Quilting was done by stitching a free-style squiggly line that was the width of my hopping foot. I just went up and down. Then I went back across filling in a squiggly line between each of the original lines. I didn’t try to match the squiggles in anyway, each was independent. The table runner looks great, was fairly easy to do, and not using a ruler with my longarm was far easier for me. I can definitely see that this would work well with free-motion quilting on a regular sewing machine as well as a longarm machine and that it may work better on smaller areas rather than going across an entire large quilt. Wouldn’t it be fun quilting for a mug rug?
This is the full runner on my kitchen table. I opened the leaves so it would lay flat.
This is a view at an angle so you can see the effect of the quilting and how it makes the pumpkins stand out–almost like trapunto. Quilting around the vines was a dilemma for me, and I did it a couple of different ways. The leaves were stitched in the ditch, but after awhile, I started stitching straight over the redwork stems instead of trying to stitch beside them as an outline. I really couldn’t tell that it changed the overall look and the stitches hardly showed. The thread used on this is Aurifil 50 wt in a color to match the background.
And you can see that the Irish chain squares are done with a freehand continuous curve as they’re definitely not perfectly even. The squiggly line piano keys in the border were also done free-hand. This whole thing really went fast and gave me the exact effect I wanted.
I have had timing and tension problems ever since I got the new open toe hopping foot. This hopping foot gives me so much more visualization of my quilting that I will not give it up. The answer has to be to adjust something on my machine. There is a good 1/8 inch difference in length between my old hopping foot and the new one. I think that the difference in height of the hopping foot, although I did lower the shorter one to be the same as the old one, has affected both timing and tension.
I have retimed the machine over and over. It seems all right for awhile and then I start getting skipped stitches. My last re-timing was Monday, and all seems better now than ever. I do believe that having perfect timing also makes for good tension.

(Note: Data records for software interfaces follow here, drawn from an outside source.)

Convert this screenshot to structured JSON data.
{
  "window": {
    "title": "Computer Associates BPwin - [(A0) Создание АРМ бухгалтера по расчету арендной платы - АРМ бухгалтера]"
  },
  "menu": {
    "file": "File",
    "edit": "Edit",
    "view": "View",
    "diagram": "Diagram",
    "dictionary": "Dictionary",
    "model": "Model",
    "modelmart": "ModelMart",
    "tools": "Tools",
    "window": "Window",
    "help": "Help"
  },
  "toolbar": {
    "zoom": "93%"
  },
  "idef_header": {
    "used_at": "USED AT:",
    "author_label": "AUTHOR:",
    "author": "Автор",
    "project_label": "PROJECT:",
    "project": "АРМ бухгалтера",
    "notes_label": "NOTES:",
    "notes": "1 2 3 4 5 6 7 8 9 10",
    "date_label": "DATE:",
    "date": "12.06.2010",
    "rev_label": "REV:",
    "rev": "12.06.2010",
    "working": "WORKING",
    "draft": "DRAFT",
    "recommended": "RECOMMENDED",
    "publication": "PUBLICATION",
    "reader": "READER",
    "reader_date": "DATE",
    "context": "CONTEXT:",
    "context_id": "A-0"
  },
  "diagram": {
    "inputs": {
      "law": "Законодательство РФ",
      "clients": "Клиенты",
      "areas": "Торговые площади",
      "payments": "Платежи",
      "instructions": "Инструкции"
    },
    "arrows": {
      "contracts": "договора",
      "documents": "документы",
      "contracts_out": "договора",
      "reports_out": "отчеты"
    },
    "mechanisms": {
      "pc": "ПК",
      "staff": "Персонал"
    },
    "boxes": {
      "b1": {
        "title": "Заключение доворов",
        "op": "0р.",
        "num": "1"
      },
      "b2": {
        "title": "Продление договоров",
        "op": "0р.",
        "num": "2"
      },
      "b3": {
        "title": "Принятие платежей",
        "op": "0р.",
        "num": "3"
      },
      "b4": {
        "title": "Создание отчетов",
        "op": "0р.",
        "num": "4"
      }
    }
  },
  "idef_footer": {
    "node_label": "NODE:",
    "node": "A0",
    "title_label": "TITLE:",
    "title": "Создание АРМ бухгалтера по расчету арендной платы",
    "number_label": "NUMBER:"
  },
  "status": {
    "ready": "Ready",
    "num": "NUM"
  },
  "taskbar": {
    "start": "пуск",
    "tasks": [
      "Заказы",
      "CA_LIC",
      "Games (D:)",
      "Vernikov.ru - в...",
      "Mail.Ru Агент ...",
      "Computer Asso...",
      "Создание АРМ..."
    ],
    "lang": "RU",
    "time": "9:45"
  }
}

The other difference that I have noted is the way the thread comes off the cone. I have always used Aurifil thread almost exclusively. When the thread begins to get low on the spool, both at the bottom of the spool and when there isn’t much thread left on the spool, it seems to stick at times–almost as if the thread was starched when it was wound. I used to always soak the cones of thread with silicone, and I never had tension problems. There was a discussion on MQR yesterday about soaking thread in oil or silicone, so I decided to try the silicone soak again. It completely solved my tension problem.
The discussion on MQR was that Sharon Schamber recommends soaking thread in a light oil. Those who have tried it, really like the solution. It has to be a clear and very light oil, such as the oil used for oiling your longarm machine.
Bottom line (no pun intended), there is a real issue with the thread coming off the cone. When I use Glide thread (a slick, shiny poly), I occasionally get loopies on the back. I can see it happen at the needle as the thread will spring out to the side between the last two thread loops on it’s way to the needle for just a couple of stitches. I dumped a whole cone of Glide into the trash can because I was so frustrated with the loopies (was that wise?). When I use a thread net, it holds the thread too tightly, no matter how much I loosen the tension. And I have the issue of the thread sticking on the Aurifil. I’ve tried everything, but the silicone soak seems to be the best solution for now. Maybe I should try silicone on the Glide. If it is static that is affecting the poly, then silicone should do the trick.